Pull every line from the records that has the word "Quick" in it.

Segment Start: RECORDS FOR THIS EXERCISE

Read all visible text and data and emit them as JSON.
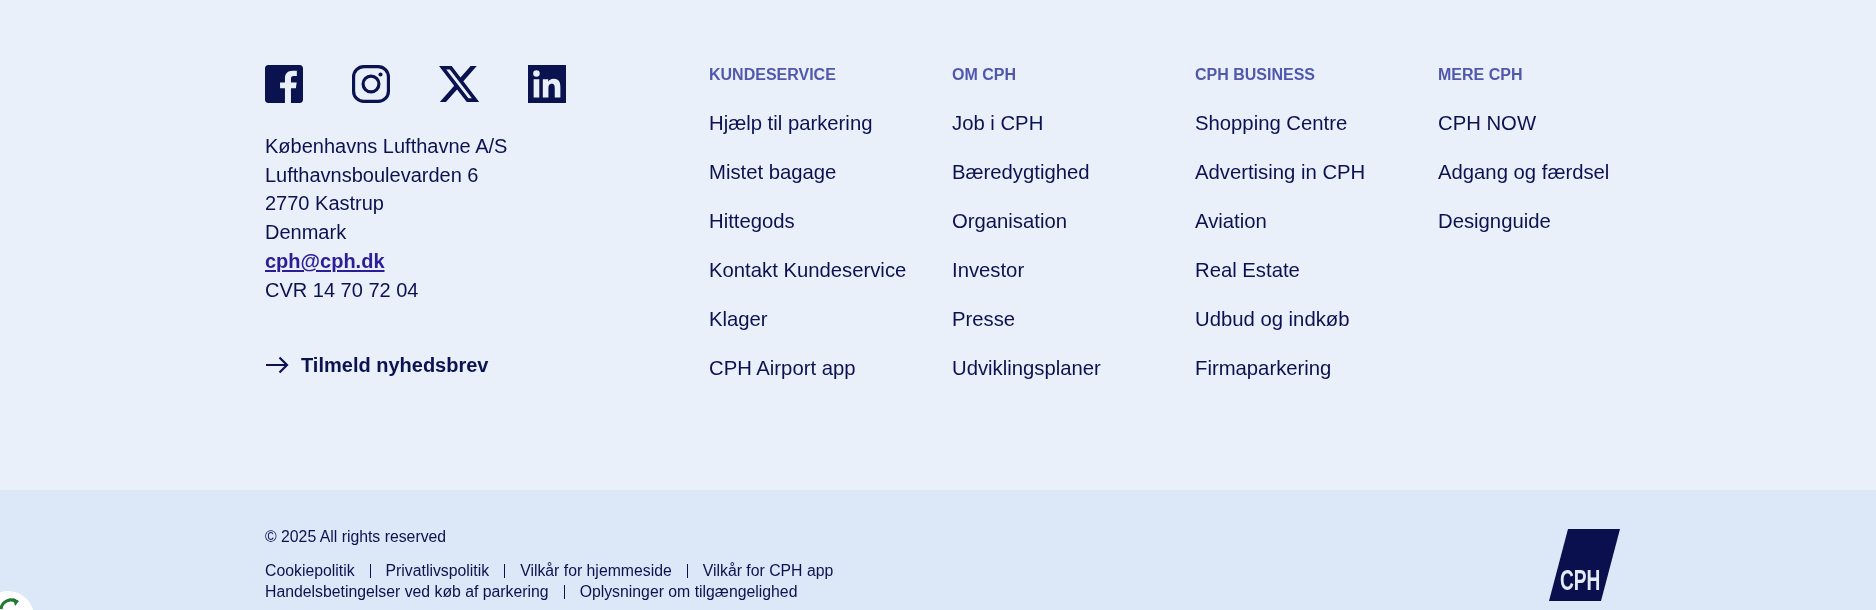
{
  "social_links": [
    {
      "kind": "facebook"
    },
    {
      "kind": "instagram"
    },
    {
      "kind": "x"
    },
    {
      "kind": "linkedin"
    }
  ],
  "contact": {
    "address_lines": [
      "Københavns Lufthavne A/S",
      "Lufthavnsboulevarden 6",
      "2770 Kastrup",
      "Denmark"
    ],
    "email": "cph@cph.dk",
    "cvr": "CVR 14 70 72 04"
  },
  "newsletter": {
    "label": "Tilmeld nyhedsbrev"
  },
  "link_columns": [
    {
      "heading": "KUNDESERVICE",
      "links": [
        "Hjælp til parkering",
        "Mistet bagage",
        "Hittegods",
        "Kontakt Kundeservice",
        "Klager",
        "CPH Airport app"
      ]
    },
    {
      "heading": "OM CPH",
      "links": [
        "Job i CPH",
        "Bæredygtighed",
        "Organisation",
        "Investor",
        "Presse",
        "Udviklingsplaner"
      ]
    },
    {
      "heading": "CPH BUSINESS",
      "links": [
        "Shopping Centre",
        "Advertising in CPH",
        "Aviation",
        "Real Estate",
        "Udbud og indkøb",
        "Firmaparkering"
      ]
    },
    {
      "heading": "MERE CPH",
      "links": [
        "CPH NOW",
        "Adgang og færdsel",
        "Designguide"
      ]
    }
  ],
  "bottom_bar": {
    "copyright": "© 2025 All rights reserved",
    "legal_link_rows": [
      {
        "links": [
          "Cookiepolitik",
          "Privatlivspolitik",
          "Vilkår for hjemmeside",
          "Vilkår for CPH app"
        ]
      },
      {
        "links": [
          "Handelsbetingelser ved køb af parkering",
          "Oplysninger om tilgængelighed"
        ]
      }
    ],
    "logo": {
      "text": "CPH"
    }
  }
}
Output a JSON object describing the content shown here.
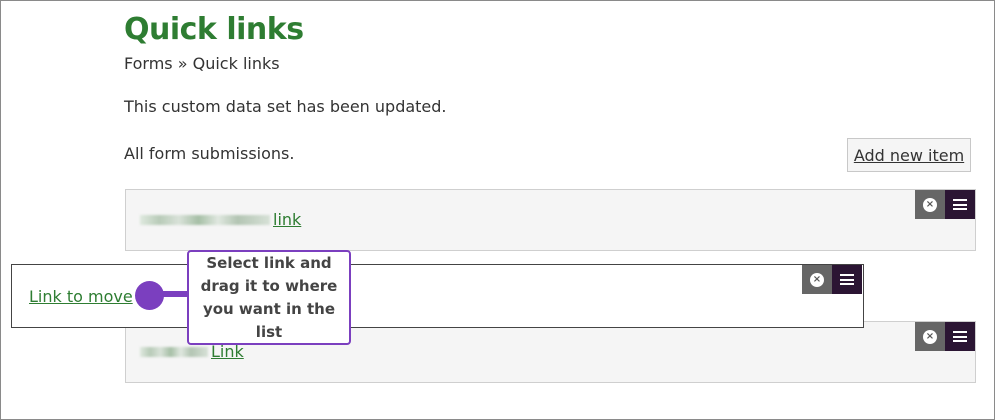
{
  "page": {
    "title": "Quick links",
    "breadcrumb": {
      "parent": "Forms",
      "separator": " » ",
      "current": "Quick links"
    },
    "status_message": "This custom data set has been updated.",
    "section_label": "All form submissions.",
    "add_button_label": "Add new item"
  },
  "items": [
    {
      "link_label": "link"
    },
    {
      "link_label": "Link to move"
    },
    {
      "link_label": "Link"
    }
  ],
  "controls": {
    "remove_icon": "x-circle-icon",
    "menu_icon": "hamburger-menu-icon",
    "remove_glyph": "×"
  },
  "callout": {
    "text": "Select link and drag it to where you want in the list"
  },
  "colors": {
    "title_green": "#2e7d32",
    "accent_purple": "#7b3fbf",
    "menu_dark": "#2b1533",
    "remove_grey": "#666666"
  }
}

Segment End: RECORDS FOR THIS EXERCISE
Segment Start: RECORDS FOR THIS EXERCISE

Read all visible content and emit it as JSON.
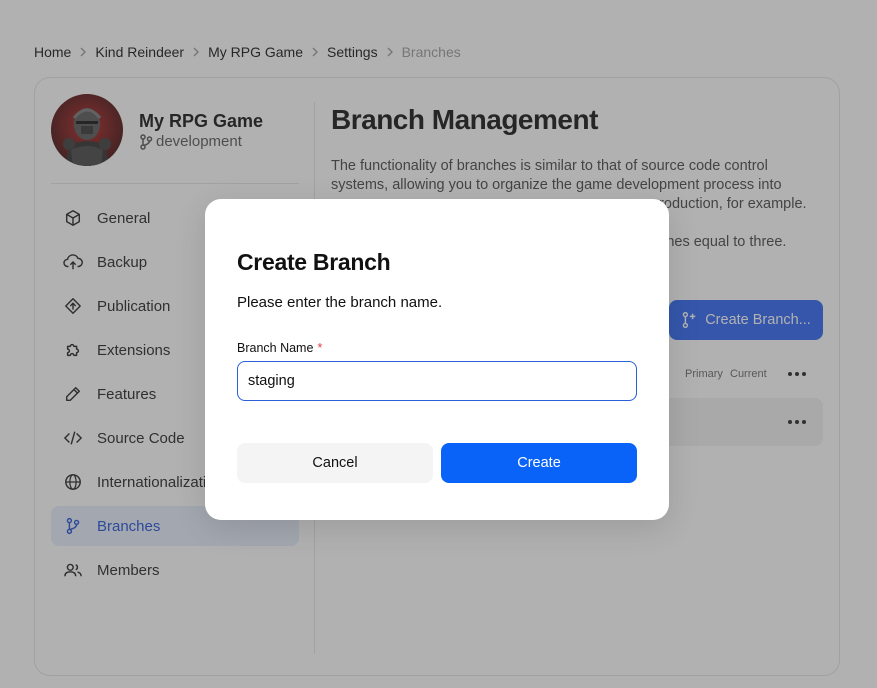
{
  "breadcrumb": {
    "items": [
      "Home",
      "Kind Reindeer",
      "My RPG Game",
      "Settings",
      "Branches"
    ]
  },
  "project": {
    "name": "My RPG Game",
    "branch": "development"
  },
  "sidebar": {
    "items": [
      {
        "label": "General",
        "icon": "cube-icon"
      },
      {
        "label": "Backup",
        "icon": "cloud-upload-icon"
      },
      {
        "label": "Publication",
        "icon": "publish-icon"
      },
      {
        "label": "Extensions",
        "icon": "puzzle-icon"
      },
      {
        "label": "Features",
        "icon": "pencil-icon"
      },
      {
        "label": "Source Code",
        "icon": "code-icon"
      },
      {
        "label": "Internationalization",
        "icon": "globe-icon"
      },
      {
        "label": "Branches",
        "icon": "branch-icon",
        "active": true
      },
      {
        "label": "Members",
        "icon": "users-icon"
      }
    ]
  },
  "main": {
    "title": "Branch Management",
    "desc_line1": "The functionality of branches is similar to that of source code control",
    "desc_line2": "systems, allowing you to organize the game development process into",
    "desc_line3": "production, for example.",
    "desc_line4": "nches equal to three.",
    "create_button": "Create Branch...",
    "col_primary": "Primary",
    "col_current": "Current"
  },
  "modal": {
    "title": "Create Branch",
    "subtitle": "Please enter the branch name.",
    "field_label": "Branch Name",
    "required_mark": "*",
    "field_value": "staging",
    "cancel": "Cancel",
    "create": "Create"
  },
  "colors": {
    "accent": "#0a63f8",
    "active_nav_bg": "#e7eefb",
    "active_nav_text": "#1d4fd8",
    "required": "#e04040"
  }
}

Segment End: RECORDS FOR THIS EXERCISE

(RESPONSE BELOW):
    "title": "Quick links",
      "current": "Quick links"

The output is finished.